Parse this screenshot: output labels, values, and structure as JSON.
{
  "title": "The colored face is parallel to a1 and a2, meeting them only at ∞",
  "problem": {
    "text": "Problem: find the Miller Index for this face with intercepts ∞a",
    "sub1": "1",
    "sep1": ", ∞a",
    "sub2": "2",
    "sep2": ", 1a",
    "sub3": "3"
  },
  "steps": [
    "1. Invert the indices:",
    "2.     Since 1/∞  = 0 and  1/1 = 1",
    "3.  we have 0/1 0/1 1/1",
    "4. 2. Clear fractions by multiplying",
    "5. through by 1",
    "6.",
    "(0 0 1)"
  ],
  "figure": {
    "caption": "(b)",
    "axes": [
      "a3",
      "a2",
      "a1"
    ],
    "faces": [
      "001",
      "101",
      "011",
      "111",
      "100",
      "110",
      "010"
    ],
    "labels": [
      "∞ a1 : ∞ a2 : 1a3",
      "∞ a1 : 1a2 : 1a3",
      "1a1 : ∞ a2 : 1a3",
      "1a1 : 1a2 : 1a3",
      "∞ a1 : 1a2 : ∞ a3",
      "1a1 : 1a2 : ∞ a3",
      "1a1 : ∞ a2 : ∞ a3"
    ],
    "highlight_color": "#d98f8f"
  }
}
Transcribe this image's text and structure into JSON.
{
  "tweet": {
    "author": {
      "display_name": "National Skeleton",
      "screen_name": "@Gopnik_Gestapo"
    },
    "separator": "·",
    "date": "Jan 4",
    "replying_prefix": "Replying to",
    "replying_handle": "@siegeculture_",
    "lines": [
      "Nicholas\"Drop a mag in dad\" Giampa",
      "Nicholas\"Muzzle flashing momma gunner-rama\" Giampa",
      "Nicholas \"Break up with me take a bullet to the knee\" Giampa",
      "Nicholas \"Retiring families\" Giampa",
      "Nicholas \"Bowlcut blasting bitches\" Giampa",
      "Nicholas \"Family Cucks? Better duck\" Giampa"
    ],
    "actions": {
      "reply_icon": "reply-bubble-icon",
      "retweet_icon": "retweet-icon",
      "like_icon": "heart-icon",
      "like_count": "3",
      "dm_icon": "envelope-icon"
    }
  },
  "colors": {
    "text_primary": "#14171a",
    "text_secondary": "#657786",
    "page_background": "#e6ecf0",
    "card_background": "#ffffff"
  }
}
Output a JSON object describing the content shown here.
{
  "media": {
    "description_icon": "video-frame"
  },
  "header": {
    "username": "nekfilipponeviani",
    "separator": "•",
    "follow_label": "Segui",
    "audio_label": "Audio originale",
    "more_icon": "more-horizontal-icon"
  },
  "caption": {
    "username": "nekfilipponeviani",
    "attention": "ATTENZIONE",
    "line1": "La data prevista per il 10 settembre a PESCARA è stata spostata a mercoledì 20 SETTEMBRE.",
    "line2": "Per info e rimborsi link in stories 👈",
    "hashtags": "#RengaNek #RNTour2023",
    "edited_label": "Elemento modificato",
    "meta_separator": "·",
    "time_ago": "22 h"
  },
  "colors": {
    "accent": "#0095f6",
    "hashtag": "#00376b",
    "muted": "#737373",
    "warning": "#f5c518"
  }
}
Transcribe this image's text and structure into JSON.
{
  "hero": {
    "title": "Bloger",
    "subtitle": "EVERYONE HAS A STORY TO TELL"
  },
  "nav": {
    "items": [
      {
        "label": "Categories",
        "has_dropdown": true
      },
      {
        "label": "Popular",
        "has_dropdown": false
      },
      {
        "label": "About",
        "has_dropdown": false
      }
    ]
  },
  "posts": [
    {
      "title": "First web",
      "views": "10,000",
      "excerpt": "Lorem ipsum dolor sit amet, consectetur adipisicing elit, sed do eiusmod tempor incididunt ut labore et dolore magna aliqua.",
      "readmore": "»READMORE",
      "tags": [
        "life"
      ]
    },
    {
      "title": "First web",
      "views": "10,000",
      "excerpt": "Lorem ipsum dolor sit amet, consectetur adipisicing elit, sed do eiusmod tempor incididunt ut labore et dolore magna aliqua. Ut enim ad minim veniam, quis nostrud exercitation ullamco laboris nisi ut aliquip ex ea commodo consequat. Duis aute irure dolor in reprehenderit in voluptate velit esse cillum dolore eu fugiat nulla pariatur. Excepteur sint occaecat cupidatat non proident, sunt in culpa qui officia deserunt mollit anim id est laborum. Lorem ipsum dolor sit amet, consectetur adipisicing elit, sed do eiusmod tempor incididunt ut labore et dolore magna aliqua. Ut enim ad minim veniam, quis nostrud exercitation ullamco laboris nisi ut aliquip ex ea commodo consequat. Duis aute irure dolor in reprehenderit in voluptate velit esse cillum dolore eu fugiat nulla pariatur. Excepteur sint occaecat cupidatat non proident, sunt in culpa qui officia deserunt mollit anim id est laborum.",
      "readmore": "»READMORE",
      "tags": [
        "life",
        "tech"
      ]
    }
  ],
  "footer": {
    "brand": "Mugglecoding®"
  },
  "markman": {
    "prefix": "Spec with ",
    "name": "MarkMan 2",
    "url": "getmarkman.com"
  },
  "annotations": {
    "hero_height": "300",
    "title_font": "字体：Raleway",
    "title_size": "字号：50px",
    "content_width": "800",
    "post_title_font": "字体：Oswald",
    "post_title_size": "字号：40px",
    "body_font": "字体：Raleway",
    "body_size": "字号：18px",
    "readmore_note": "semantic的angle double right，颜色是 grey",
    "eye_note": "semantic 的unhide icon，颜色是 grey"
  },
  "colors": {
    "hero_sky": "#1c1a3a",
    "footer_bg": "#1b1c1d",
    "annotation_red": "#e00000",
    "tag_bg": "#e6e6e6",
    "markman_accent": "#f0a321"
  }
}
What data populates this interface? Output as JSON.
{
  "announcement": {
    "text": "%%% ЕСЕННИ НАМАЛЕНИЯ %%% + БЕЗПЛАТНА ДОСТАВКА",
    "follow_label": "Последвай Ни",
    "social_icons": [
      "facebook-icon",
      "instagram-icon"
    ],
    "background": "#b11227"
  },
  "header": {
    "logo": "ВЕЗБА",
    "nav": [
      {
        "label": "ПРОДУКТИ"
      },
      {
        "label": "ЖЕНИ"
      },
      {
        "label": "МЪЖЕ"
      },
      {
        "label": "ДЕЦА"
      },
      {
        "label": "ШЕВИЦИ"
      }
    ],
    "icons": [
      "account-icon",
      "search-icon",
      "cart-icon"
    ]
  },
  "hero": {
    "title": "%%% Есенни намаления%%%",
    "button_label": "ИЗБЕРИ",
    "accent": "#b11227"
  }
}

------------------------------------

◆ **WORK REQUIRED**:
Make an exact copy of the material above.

◆ **SOLUTION**:
Parse this screenshot: output labels, values, and structure as JSON.
{
  "title": "The colored face is parallel to a1 and a2, meeting them only at ∞",
  "problem": {
    "text": "Problem: find the Miller Index for this face with intercepts ∞a",
    "sub1": "1",
    "sep1": ", ∞a",
    "sub2": "2",
    "sep2": ", 1a",
    "sub3": "3"
  },
  "steps": [
    "1. Invert the indices:",
    "2.     Since 1/∞  = 0 and  1/1 = 1",
    "3.  we have 0/1 0/1 1/1",
    "4. 2. Clear fractions by multiplying",
    "5. through by 1",
    "6.",
    "(0 0 1)"
  ],
  "figure": {
    "caption": "(b)",
    "axes": [
      "a3",
      "a2",
      "a1"
    ],
    "faces": [
      "001",
      "101",
      "011",
      "111",
      "100",
      "110",
      "010"
    ],
    "labels": [
      "∞ a1 : ∞ a2 : 1a3",
      "∞ a1 : 1a2 : 1a3",
      "1a1 : ∞ a2 : 1a3",
      "1a1 : 1a2 : 1a3",
      "∞ a1 : 1a2 : ∞ a3",
      "1a1 : 1a2 : ∞ a3",
      "1a1 : ∞ a2 : ∞ a3"
    ],
    "highlight_color": "#d98f8f"
  }
}
Transcribe this image's text and structure into JSON.
{
  "tweet": {
    "author": {
      "display_name": "National Skeleton",
      "screen_name": "@Gopnik_Gestapo"
    },
    "separator": "·",
    "date": "Jan 4",
    "replying_prefix": "Replying to",
    "replying_handle": "@siegeculture_",
    "lines": [
      "Nicholas\"Drop a mag in dad\" Giampa",
      "Nicholas\"Muzzle flashing momma gunner-rama\" Giampa",
      "Nicholas \"Break up with me take a bullet to the knee\" Giampa",
      "Nicholas \"Retiring families\" Giampa",
      "Nicholas \"Bowlcut blasting bitches\" Giampa",
      "Nicholas \"Family Cucks? Better duck\" Giampa"
    ],
    "actions": {
      "reply_icon": "reply-bubble-icon",
      "retweet_icon": "retweet-icon",
      "like_icon": "heart-icon",
      "like_count": "3",
      "dm_icon": "envelope-icon"
    }
  },
  "colors": {
    "text_primary": "#14171a",
    "text_secondary": "#657786",
    "page_background": "#e6ecf0",
    "card_background": "#ffffff"
  }
}
Output a JSON object describing the content shown here.
{
  "media": {
    "description_icon": "video-frame"
  },
  "header": {
    "username": "nekfilipponeviani",
    "separator": "•",
    "follow_label": "Segui",
    "audio_label": "Audio originale",
    "more_icon": "more-horizontal-icon"
  },
  "caption": {
    "username": "nekfilipponeviani",
    "attention": "ATTENZIONE",
    "line1": "La data prevista per il 10 settembre a PESCARA è stata spostata a mercoledì 20 SETTEMBRE.",
    "line2": "Per info e rimborsi link in stories 👈",
    "hashtags": "#RengaNek #RNTour2023",
    "edited_label": "Elemento modificato",
    "meta_separator": "·",
    "time_ago": "22 h"
  },
  "colors": {
    "accent": "#0095f6",
    "hashtag": "#00376b",
    "muted": "#737373",
    "warning": "#f5c518"
  }
}
Transcribe this image's text and structure into JSON.
{
  "hero": {
    "title": "Bloger",
    "subtitle": "EVERYONE HAS A STORY TO TELL"
  },
  "nav": {
    "items": [
      {
        "label": "Categories",
        "has_dropdown": true
      },
      {
        "label": "Popular",
        "has_dropdown": false
      },
      {
        "label": "About",
        "has_dropdown": false
      }
    ]
  },
  "posts": [
    {
      "title": "First web",
      "views": "10,000",
      "excerpt": "Lorem ipsum dolor sit amet, consectetur adipisicing elit, sed do eiusmod tempor incididunt ut labore et dolore magna aliqua.",
      "readmore": "»READMORE",
      "tags": [
        "life"
      ]
    },
    {
      "title": "First web",
      "views": "10,000",
      "excerpt": "Lorem ipsum dolor sit amet, consectetur adipisicing elit, sed do eiusmod tempor incididunt ut labore et dolore magna aliqua. Ut enim ad minim veniam, quis nostrud exercitation ullamco laboris nisi ut aliquip ex ea commodo consequat. Duis aute irure dolor in reprehenderit in voluptate velit esse cillum dolore eu fugiat nulla pariatur. Excepteur sint occaecat cupidatat non proident, sunt in culpa qui officia deserunt mollit anim id est laborum. Lorem ipsum dolor sit amet, consectetur adipisicing elit, sed do eiusmod tempor incididunt ut labore et dolore magna aliqua. Ut enim ad minim veniam, quis nostrud exercitation ullamco laboris nisi ut aliquip ex ea commodo consequat. Duis aute irure dolor in reprehenderit in voluptate velit esse cillum dolore eu fugiat nulla pariatur. Excepteur sint occaecat cupidatat non proident, sunt in culpa qui officia deserunt mollit anim id est laborum.",
      "readmore": "»READMORE",
      "tags": [
        "life",
        "tech"
      ]
    }
  ],
  "footer": {
    "brand": "Mugglecoding®"
  },
  "markman": {
    "prefix": "Spec with ",
    "name": "MarkMan 2",
    "url": "getmarkman.com"
  },
  "annotations": {
    "hero_height": "300",
    "title_font": "字体：Raleway",
    "title_size": "字号：50px",
    "content_width": "800",
    "post_title_font": "字体：Oswald",
    "post_title_size": "字号：40px",
    "body_font": "字体：Raleway",
    "body_size": "字号：18px",
    "readmore_note": "semantic的angle double right，颜色是 grey",
    "eye_note": "semantic 的unhide icon，颜色是 grey"
  },
  "colors": {
    "hero_sky": "#1c1a3a",
    "footer_bg": "#1b1c1d",
    "annotation_red": "#e00000",
    "tag_bg": "#e6e6e6",
    "markman_accent": "#f0a321"
  }
}
What data populates this interface? Output as JSON.
{
  "announcement": {
    "text": "%%% ЕСЕННИ НАМАЛЕНИЯ %%% + БЕЗПЛАТНА ДОСТАВКА",
    "follow_label": "Последвай Ни",
    "social_icons": [
      "facebook-icon",
      "instagram-icon"
    ],
    "background": "#b11227"
  },
  "header": {
    "logo": "ВЕЗБА",
    "nav": [
      {
        "label": "ПРОДУКТИ"
      },
      {
        "label": "ЖЕНИ"
      },
      {
        "label": "МЪЖЕ"
      },
      {
        "label": "ДЕЦА"
      },
      {
        "label": "ШЕВИЦИ"
      }
    ],
    "icons": [
      "account-icon",
      "search-icon",
      "cart-icon"
    ]
  },
  "hero": {
    "title": "%%% Есенни намаления%%%",
    "button_label": "ИЗБЕРИ",
    "accent": "#b11227"
  }
}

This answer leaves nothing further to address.